Wake Forest Law hosts ‘Grit and Growth Mindset: Advancing Women in the Law’ on Thursday, Oct. 22

About 30 women attended Wake Forest Law’s “Grit and Growth Mindset: Advancing Women in the Law” training on Oct. 22 presented by Women in Law, the Office of Career & Professional Development and the Forsyth County Women Attorneys Association in the Worrell Professional Center. The session was held as part of the second annual All-Law School Alumni Weekend (LAW).

The Grit Project, developed by the American Bar Association (ABA) Commission on Women in the Profession, strives to educate women lawyers about the science behind grit and growth mindset by providing the necessary means to assess and learn the traits.

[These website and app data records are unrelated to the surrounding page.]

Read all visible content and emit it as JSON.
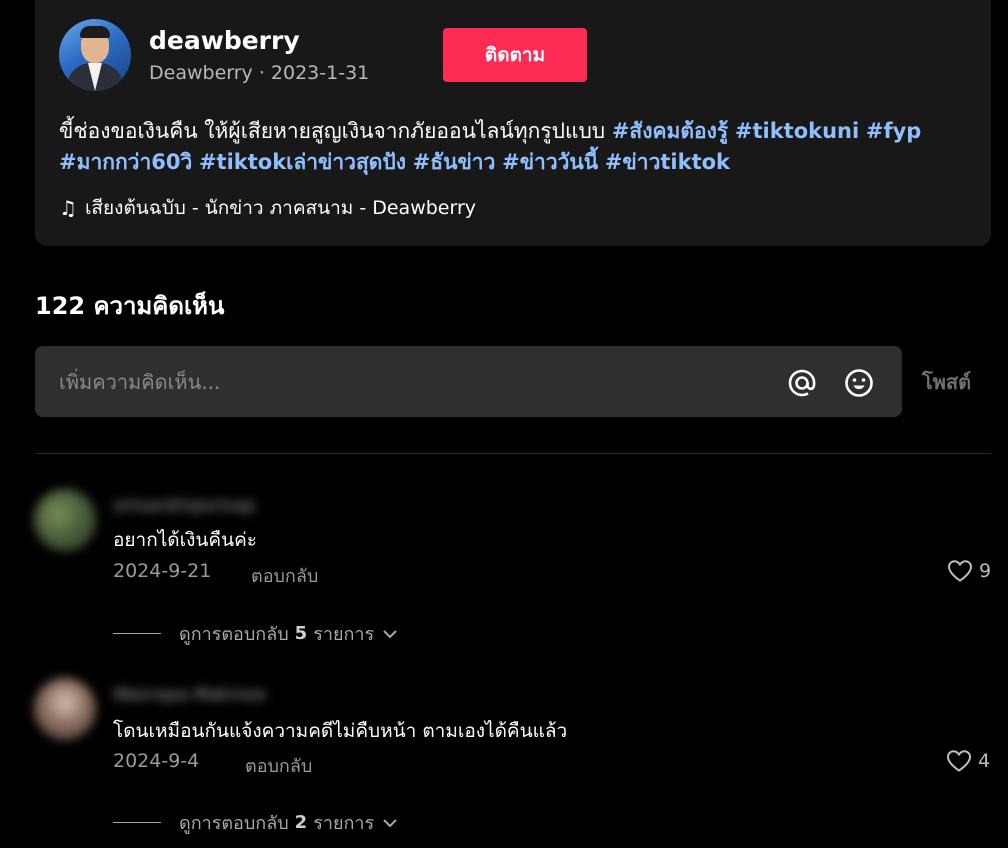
{
  "video": {
    "username": "deawberry",
    "nickname": "Deawberry",
    "separator": " · ",
    "date": "2023-1-31",
    "follow_label": "ติดตาม",
    "description": "ขี้ช่องขอเงินคืน ให้ผู้เสียหายสูญเงินจากภัยออนไลน์ทุกรูปแบบ",
    "hashtags": [
      "#สังคมต้องรู้",
      "#tiktokuni",
      "#fyp",
      "#มากกว่า60วิ",
      "#tiktokเล่าข่าวสุดปัง",
      "#ธันข่าว",
      "#ข่าววันนี้",
      "#ข่าวtiktok"
    ],
    "music": "เสียงต้นฉบับ - นักข่าว ภาคสนาม - Deawberry",
    "music_icon": "music-note-icon"
  },
  "comments_header": {
    "count": "122",
    "label": "ความคิดเห็น"
  },
  "comment_input": {
    "placeholder": "เพิ่มความคิดเห็น...",
    "mention_icon": "at-icon",
    "emoji_icon": "emoji-icon",
    "post_label": "โพสต์"
  },
  "comments": [
    {
      "name": "sirisankhipsrisap",
      "text": "อยากได้เงินคืนค่ะ",
      "date": "2024-9-21",
      "reply_label": "ตอบกลับ",
      "likes": "9",
      "view_replies_label": "ดูการตอบกลับ",
      "replies_count": "5",
      "replies_unit": "รายการ"
    },
    {
      "name": "Wanrapa Makmee",
      "text": "โดนเหมือนกันแจ้งความคดีไม่คืบหน้า ตามเองได้คืนแล้ว",
      "date": "2024-9-4",
      "reply_label": "ตอบกลับ",
      "likes": "4",
      "view_replies_label": "ดูการตอบกลับ",
      "replies_count": "2",
      "replies_unit": "รายการ"
    }
  ],
  "colors": {
    "accent": "#fe2c55",
    "hashtag": "#8fbfff",
    "background": "#000000",
    "card": "#181818",
    "input_bg": "#2f2f2f"
  }
}
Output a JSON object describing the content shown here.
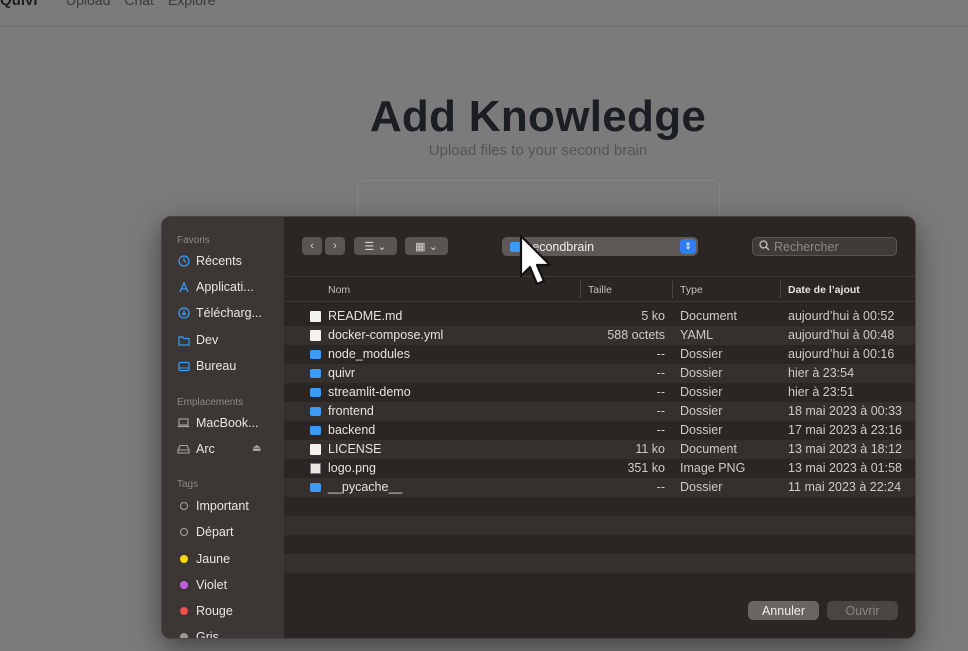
{
  "app": {
    "logo": "Quivr",
    "nav": [
      "Upload",
      "Chat",
      "Explore"
    ],
    "title": "Add Knowledge",
    "subtitle": "Upload files to your second brain"
  },
  "dialog": {
    "sidebar": {
      "favorites_label": "Favoris",
      "favorites": [
        {
          "label": "Récents",
          "icon": "clock-icon"
        },
        {
          "label": "Applicati...",
          "icon": "applications-icon"
        },
        {
          "label": "Télécharg...",
          "icon": "download-icon"
        },
        {
          "label": "Dev",
          "icon": "folder-icon"
        },
        {
          "label": "Bureau",
          "icon": "desktop-icon"
        }
      ],
      "locations_label": "Emplacements",
      "locations": [
        {
          "label": "MacBook...",
          "icon": "laptop-icon"
        },
        {
          "label": "Arc",
          "icon": "drive-icon",
          "eject": "⏏"
        }
      ],
      "tags_label": "Tags",
      "tags": [
        {
          "label": "Important",
          "color": "none"
        },
        {
          "label": "Départ",
          "color": "none"
        },
        {
          "label": "Jaune",
          "color": "#f5d90a"
        },
        {
          "label": "Violet",
          "color": "#c65de0"
        },
        {
          "label": "Rouge",
          "color": "#f04d4d"
        },
        {
          "label": "Gris",
          "color": "#9a9a9a"
        }
      ]
    },
    "toolbar": {
      "back": "‹",
      "forward": "›",
      "list_view": "☰ ⌄",
      "grid_view": "▦ ⌄",
      "current_folder": "secondbrain",
      "search_placeholder": "Rechercher"
    },
    "columns": {
      "name": "Nom",
      "size": "Taille",
      "type": "Type",
      "date": "Date de l’ajout"
    },
    "files": [
      {
        "name": "README.md",
        "size": "5 ko",
        "type": "Document",
        "date": "aujourd’hui à 00:52",
        "kind": "doc"
      },
      {
        "name": "docker-compose.yml",
        "size": "588 octets",
        "type": "YAML",
        "date": "aujourd’hui à 00:48",
        "kind": "yml"
      },
      {
        "name": "node_modules",
        "size": "--",
        "type": "Dossier",
        "date": "aujourd’hui à 00:16",
        "kind": "folder"
      },
      {
        "name": "quivr",
        "size": "--",
        "type": "Dossier",
        "date": "hier à 23:54",
        "kind": "folder"
      },
      {
        "name": "streamlit-demo",
        "size": "--",
        "type": "Dossier",
        "date": "hier à 23:51",
        "kind": "folder"
      },
      {
        "name": "frontend",
        "size": "--",
        "type": "Dossier",
        "date": "18 mai 2023 à 00:33",
        "kind": "folder"
      },
      {
        "name": "backend",
        "size": "--",
        "type": "Dossier",
        "date": "17 mai 2023 à 23:16",
        "kind": "folder"
      },
      {
        "name": "LICENSE",
        "size": "11 ko",
        "type": "Document",
        "date": "13 mai 2023 à 18:12",
        "kind": "doc"
      },
      {
        "name": "logo.png",
        "size": "351 ko",
        "type": "Image PNG",
        "date": "13 mai 2023 à 01:58",
        "kind": "img"
      },
      {
        "name": "__pycache__",
        "size": "--",
        "type": "Dossier",
        "date": "11 mai 2023 à 22:24",
        "kind": "folder"
      }
    ],
    "buttons": {
      "cancel": "Annuler",
      "open": "Ouvrir"
    }
  }
}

Catharine Arrowood (BA ’73, JD ’76), former president of the North Carolina Bar Association, and Forsyth County District Court Judge Denise Hartsfield (JD ’91) assisted in the training at the law school. “It’s a sea change; more than 50 percent of general counsels are women now,” Arrowood said. “It’s a whole new world and it’s a great thing.”

Judge Hartsfield added that throughout her career in various government positions she has learned there is a thin line between what grit means for a woman and man. “I have received more discrimination because I am a woman than I have for being African American,” she said.

The Grit Project was created by the ABA as a way to help female lawyers reach their full potential. In 2013, a study showed that 47 percent of associates were female; however, women only make up 29 percent and 17 percent of senior leadership roles respectively, according to the ABA Commission. In a 2012 study, the results revealed that the two traits common in highly successful women include a “grit and growth mindset.”

Arrowood added outcomes from Grit training are some of the most successful she has seen. “It’s interactive and where the rubber meets the road,” she said. “I think it’s a great program.”

The OCPD provides career services and counseling for law students and alumni to help them define and clarify professional goals and connect with knowledge and resources to achieve them. Women in Law is a student-run organization that endeavors to help students identify opportunities and challenges that exist for women in the legal profession. The Forsyth County Women Attorneys Association is open to all female attorneys working or living in Forsyth County. Contact Scott for more information at scottfs@wfu.edu.

Tiffani Otey (JD ’10) said following the training that she enjoyed listening to the different perspectives from women at different points in their careers. “I would definitely recommend it.”